What to do:
Every single entry below should be reproduced verbatim.

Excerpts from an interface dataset
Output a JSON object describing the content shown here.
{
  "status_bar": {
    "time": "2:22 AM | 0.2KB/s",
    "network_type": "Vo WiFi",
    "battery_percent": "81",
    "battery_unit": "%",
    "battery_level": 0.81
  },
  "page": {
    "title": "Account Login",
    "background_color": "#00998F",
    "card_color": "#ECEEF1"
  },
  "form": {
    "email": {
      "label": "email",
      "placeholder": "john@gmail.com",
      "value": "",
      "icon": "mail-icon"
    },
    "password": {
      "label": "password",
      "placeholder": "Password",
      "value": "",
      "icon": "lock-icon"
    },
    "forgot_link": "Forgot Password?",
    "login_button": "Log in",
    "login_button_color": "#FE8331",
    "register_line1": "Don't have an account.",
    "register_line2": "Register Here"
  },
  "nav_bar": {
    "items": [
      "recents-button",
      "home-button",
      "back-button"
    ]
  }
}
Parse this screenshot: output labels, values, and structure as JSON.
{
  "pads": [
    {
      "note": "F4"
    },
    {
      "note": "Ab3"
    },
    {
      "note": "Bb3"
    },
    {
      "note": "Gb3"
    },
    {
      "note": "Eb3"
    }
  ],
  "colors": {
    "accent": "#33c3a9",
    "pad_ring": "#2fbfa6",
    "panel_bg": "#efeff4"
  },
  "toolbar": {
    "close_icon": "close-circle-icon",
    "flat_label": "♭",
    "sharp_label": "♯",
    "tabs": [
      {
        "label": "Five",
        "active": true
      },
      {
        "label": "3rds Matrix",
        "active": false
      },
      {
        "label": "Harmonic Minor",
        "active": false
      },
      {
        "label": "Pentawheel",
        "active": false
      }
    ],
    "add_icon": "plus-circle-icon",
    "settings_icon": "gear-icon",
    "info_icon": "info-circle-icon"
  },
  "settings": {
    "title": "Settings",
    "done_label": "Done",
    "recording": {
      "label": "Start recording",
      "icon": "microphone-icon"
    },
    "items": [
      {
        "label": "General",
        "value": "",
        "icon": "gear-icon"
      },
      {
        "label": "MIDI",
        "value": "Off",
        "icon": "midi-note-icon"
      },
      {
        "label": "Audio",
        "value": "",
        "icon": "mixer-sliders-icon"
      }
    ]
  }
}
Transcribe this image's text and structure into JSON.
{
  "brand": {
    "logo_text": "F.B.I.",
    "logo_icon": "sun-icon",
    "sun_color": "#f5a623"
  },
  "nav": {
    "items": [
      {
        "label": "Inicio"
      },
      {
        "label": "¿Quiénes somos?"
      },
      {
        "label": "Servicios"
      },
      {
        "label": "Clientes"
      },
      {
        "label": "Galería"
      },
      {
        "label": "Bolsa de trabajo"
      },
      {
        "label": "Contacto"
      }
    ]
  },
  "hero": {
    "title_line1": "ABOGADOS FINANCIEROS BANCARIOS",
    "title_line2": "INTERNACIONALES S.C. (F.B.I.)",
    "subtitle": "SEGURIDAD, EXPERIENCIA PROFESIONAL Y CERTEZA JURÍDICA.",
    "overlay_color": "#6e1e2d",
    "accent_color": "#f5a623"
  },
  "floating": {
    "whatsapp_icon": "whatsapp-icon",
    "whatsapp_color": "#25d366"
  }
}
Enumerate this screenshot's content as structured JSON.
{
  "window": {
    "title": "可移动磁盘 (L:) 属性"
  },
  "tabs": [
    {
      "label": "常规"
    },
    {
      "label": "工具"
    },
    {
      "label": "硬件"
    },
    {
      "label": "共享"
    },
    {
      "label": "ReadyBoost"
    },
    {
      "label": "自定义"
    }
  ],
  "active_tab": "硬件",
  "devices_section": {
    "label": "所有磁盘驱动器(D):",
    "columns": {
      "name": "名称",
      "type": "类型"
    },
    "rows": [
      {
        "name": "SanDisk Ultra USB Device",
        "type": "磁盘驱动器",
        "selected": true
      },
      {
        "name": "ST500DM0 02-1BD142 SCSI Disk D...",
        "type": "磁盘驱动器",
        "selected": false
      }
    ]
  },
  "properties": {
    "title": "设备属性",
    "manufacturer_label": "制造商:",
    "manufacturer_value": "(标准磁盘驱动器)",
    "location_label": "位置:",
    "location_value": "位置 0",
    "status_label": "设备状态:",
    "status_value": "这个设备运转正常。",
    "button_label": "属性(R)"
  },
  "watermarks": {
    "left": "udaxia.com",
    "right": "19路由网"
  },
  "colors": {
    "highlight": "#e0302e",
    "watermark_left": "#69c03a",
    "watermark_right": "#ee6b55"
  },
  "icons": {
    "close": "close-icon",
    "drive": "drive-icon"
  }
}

Answer for this exercise:
Output a JSON object describing the content shown here.
{
  "status_bar": {
    "time": "2:22 AM | 0.2KB/s",
    "network_type": "Vo WiFi",
    "battery_percent": "81",
    "battery_unit": "%",
    "battery_level": 0.81
  },
  "page": {
    "title": "Account Login",
    "background_color": "#00998F",
    "card_color": "#ECEEF1"
  },
  "form": {
    "email": {
      "label": "email",
      "placeholder": "john@gmail.com",
      "value": "",
      "icon": "mail-icon"
    },
    "password": {
      "label": "password",
      "placeholder": "Password",
      "value": "",
      "icon": "lock-icon"
    },
    "forgot_link": "Forgot Password?",
    "login_button": "Log in",
    "login_button_color": "#FE8331",
    "register_line1": "Don't have an account.",
    "register_line2": "Register Here"
  },
  "nav_bar": {
    "items": [
      "recents-button",
      "home-button",
      "back-button"
    ]
  }
}
Parse this screenshot: output labels, values, and structure as JSON.
{
  "pads": [
    {
      "note": "F4"
    },
    {
      "note": "Ab3"
    },
    {
      "note": "Bb3"
    },
    {
      "note": "Gb3"
    },
    {
      "note": "Eb3"
    }
  ],
  "colors": {
    "accent": "#33c3a9",
    "pad_ring": "#2fbfa6",
    "panel_bg": "#efeff4"
  },
  "toolbar": {
    "close_icon": "close-circle-icon",
    "flat_label": "♭",
    "sharp_label": "♯",
    "tabs": [
      {
        "label": "Five",
        "active": true
      },
      {
        "label": "3rds Matrix",
        "active": false
      },
      {
        "label": "Harmonic Minor",
        "active": false
      },
      {
        "label": "Pentawheel",
        "active": false
      }
    ],
    "add_icon": "plus-circle-icon",
    "settings_icon": "gear-icon",
    "info_icon": "info-circle-icon"
  },
  "settings": {
    "title": "Settings",
    "done_label": "Done",
    "recording": {
      "label": "Start recording",
      "icon": "microphone-icon"
    },
    "items": [
      {
        "label": "General",
        "value": "",
        "icon": "gear-icon"
      },
      {
        "label": "MIDI",
        "value": "Off",
        "icon": "midi-note-icon"
      },
      {
        "label": "Audio",
        "value": "",
        "icon": "mixer-sliders-icon"
      }
    ]
  }
}
Transcribe this image's text and structure into JSON.
{
  "brand": {
    "logo_text": "F.B.I.",
    "logo_icon": "sun-icon",
    "sun_color": "#f5a623"
  },
  "nav": {
    "items": [
      {
        "label": "Inicio"
      },
      {
        "label": "¿Quiénes somos?"
      },
      {
        "label": "Servicios"
      },
      {
        "label": "Clientes"
      },
      {
        "label": "Galería"
      },
      {
        "label": "Bolsa de trabajo"
      },
      {
        "label": "Contacto"
      }
    ]
  },
  "hero": {
    "title_line1": "ABOGADOS FINANCIEROS BANCARIOS",
    "title_line2": "INTERNACIONALES S.C. (F.B.I.)",
    "subtitle": "SEGURIDAD, EXPERIENCIA PROFESIONAL Y CERTEZA JURÍDICA.",
    "overlay_color": "#6e1e2d",
    "accent_color": "#f5a623"
  },
  "floating": {
    "whatsapp_icon": "whatsapp-icon",
    "whatsapp_color": "#25d366"
  }
}
Enumerate this screenshot's content as structured JSON.
{
  "window": {
    "title": "可移动磁盘 (L:) 属性"
  },
  "tabs": [
    {
      "label": "常规"
    },
    {
      "label": "工具"
    },
    {
      "label": "硬件"
    },
    {
      "label": "共享"
    },
    {
      "label": "ReadyBoost"
    },
    {
      "label": "自定义"
    }
  ],
  "active_tab": "硬件",
  "devices_section": {
    "label": "所有磁盘驱动器(D):",
    "columns": {
      "name": "名称",
      "type": "类型"
    },
    "rows": [
      {
        "name": "SanDisk Ultra USB Device",
        "type": "磁盘驱动器",
        "selected": true
      },
      {
        "name": "ST500DM0 02-1BD142 SCSI Disk D...",
        "type": "磁盘驱动器",
        "selected": false
      }
    ]
  },
  "properties": {
    "title": "设备属性",
    "manufacturer_label": "制造商:",
    "manufacturer_value": "(标准磁盘驱动器)",
    "location_label": "位置:",
    "location_value": "位置 0",
    "status_label": "设备状态:",
    "status_value": "这个设备运转正常。",
    "button_label": "属性(R)"
  },
  "watermarks": {
    "left": "udaxia.com",
    "right": "19路由网"
  },
  "colors": {
    "highlight": "#e0302e",
    "watermark_left": "#69c03a",
    "watermark_right": "#ee6b55"
  },
  "icons": {
    "close": "close-icon",
    "drive": "drive-icon"
  }
}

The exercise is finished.